RECORDS TO USE =

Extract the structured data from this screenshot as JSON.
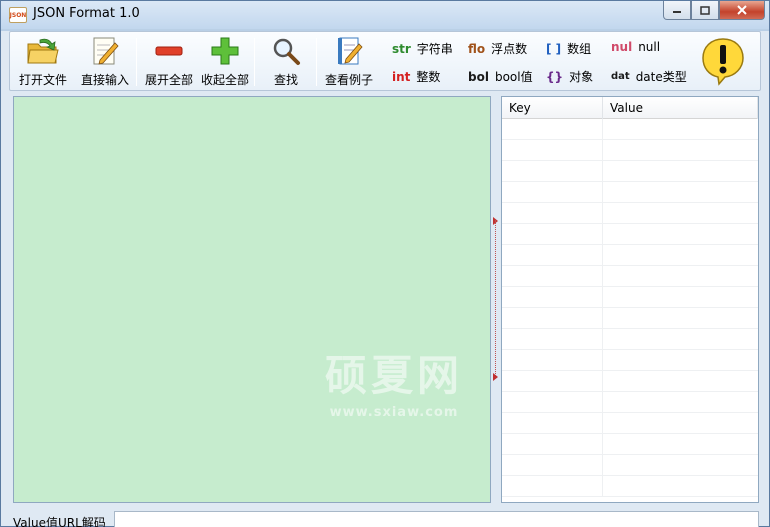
{
  "window": {
    "title": "JSON Format 1.0",
    "icon_text": "JSON"
  },
  "toolbar": {
    "open_file": "打开文件",
    "direct_input": "直接输入",
    "expand_all": "展开全部",
    "collapse_all": "收起全部",
    "find": "查找",
    "view_example": "查看例子"
  },
  "legend": [
    {
      "tag": "str",
      "label": "字符串",
      "color": "#2e8b2e"
    },
    {
      "tag": "int",
      "label": "整数",
      "color": "#d42020"
    },
    {
      "tag": "flo",
      "label": "浮点数",
      "color": "#a0521a"
    },
    {
      "tag": "bol",
      "label": "bool值",
      "color": "#1a1a1a"
    },
    {
      "tag": "[ ]",
      "label": "数组",
      "color": "#1f5fbf"
    },
    {
      "tag": "{}",
      "label": "对象",
      "color": "#6a2a8a"
    },
    {
      "tag": "nul",
      "label": "null",
      "color": "#d04a6a"
    },
    {
      "tag": "dat",
      "label": "date类型",
      "color": "#1a1a1a"
    }
  ],
  "table": {
    "columns": [
      "Key",
      "Value"
    ]
  },
  "watermark": {
    "main": "硕夏网",
    "sub": "www.sxiaw.com"
  },
  "bottom": {
    "label": "Value值URL解码",
    "input_value": ""
  },
  "colors": {
    "left_panel_bg": "#c6ecce",
    "accent_red": "#d42020"
  }
}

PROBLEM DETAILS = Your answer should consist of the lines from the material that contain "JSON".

WRITTEN REPLY =
Extract the structured data from this screenshot as JSON.
    "title": "JSON Format 1.0",
    "icon_text": "JSON"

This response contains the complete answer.